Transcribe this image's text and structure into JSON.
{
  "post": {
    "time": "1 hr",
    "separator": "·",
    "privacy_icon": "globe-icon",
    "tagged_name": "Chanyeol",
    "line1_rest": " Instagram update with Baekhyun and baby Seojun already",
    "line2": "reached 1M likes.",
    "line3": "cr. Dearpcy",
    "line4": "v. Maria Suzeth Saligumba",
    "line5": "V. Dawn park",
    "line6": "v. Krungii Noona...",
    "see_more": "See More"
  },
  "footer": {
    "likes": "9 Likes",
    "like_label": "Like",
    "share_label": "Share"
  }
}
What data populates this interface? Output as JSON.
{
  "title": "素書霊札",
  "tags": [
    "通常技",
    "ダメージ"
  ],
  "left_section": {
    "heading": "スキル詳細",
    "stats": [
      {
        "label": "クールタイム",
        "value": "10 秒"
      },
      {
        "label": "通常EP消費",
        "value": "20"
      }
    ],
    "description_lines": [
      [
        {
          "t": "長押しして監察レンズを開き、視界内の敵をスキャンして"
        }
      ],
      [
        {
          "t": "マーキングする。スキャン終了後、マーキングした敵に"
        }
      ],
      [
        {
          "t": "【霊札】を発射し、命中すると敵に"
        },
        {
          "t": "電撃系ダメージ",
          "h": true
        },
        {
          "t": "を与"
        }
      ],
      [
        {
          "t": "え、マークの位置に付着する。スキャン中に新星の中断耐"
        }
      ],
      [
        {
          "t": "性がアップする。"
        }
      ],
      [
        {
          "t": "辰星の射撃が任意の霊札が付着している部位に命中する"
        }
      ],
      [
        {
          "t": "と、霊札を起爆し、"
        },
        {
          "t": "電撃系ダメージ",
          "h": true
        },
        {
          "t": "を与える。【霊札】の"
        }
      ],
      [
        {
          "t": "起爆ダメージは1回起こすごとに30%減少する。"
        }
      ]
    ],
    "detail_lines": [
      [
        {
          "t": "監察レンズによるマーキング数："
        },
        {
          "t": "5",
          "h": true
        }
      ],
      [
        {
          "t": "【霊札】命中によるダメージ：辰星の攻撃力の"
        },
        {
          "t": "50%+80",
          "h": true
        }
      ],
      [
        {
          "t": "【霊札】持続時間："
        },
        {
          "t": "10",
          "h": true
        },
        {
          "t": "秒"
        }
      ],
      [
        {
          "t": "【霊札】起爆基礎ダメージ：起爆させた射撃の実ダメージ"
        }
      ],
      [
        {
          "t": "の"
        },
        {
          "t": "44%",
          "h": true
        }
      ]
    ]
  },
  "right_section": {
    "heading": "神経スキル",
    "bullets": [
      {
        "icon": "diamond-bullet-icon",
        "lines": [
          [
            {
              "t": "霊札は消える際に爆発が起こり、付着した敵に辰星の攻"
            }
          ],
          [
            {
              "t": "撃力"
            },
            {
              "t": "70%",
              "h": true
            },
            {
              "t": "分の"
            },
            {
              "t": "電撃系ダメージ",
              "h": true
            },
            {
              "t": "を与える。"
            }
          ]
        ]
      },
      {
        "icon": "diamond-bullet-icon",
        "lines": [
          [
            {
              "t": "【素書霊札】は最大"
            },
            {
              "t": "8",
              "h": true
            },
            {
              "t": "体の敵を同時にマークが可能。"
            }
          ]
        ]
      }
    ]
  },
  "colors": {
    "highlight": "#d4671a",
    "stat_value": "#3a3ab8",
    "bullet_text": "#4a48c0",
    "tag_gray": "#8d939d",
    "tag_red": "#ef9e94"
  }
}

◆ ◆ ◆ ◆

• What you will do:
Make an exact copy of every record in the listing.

• Answer space:
Transcribe this image's text and structure into JSON.
{
  "post": {
    "time": "1 hr",
    "separator": "·",
    "privacy_icon": "globe-icon",
    "tagged_name": "Chanyeol",
    "line1_rest": " Instagram update with Baekhyun and baby Seojun already",
    "line2": "reached 1M likes.",
    "line3": "cr. Dearpcy",
    "line4": "v. Maria Suzeth Saligumba",
    "line5": "V. Dawn park",
    "line6": "v. Krungii Noona...",
    "see_more": "See More"
  },
  "footer": {
    "likes": "9 Likes",
    "like_label": "Like",
    "share_label": "Share"
  }
}
What data populates this interface? Output as JSON.
{
  "title": "素書霊札",
  "tags": [
    "通常技",
    "ダメージ"
  ],
  "left_section": {
    "heading": "スキル詳細",
    "stats": [
      {
        "label": "クールタイム",
        "value": "10 秒"
      },
      {
        "label": "通常EP消費",
        "value": "20"
      }
    ],
    "description_lines": [
      [
        {
          "t": "長押しして監察レンズを開き、視界内の敵をスキャンして"
        }
      ],
      [
        {
          "t": "マーキングする。スキャン終了後、マーキングした敵に"
        }
      ],
      [
        {
          "t": "【霊札】を発射し、命中すると敵に"
        },
        {
          "t": "電撃系ダメージ",
          "h": true
        },
        {
          "t": "を与"
        }
      ],
      [
        {
          "t": "え、マークの位置に付着する。スキャン中に新星の中断耐"
        }
      ],
      [
        {
          "t": "性がアップする。"
        }
      ],
      [
        {
          "t": "辰星の射撃が任意の霊札が付着している部位に命中する"
        }
      ],
      [
        {
          "t": "と、霊札を起爆し、"
        },
        {
          "t": "電撃系ダメージ",
          "h": true
        },
        {
          "t": "を与える。【霊札】の"
        }
      ],
      [
        {
          "t": "起爆ダメージは1回起こすごとに30%減少する。"
        }
      ]
    ],
    "detail_lines": [
      [
        {
          "t": "監察レンズによるマーキング数："
        },
        {
          "t": "5",
          "h": true
        }
      ],
      [
        {
          "t": "【霊札】命中によるダメージ：辰星の攻撃力の"
        },
        {
          "t": "50%+80",
          "h": true
        }
      ],
      [
        {
          "t": "【霊札】持続時間："
        },
        {
          "t": "10",
          "h": true
        },
        {
          "t": "秒"
        }
      ],
      [
        {
          "t": "【霊札】起爆基礎ダメージ：起爆させた射撃の実ダメージ"
        }
      ],
      [
        {
          "t": "の"
        },
        {
          "t": "44%",
          "h": true
        }
      ]
    ]
  },
  "right_section": {
    "heading": "神経スキル",
    "bullets": [
      {
        "icon": "diamond-bullet-icon",
        "lines": [
          [
            {
              "t": "霊札は消える際に爆発が起こり、付着した敵に辰星の攻"
            }
          ],
          [
            {
              "t": "撃力"
            },
            {
              "t": "70%",
              "h": true
            },
            {
              "t": "分の"
            },
            {
              "t": "電撃系ダメージ",
              "h": true
            },
            {
              "t": "を与える。"
            }
          ]
        ]
      },
      {
        "icon": "diamond-bullet-icon",
        "lines": [
          [
            {
              "t": "【素書霊札】は最大"
            },
            {
              "t": "8",
              "h": true
            },
            {
              "t": "体の敵を同時にマークが可能。"
            }
          ]
        ]
      }
    ]
  },
  "colors": {
    "highlight": "#d4671a",
    "stat_value": "#3a3ab8",
    "bullet_text": "#4a48c0",
    "tag_gray": "#8d939d",
    "tag_red": "#ef9e94"
  }
}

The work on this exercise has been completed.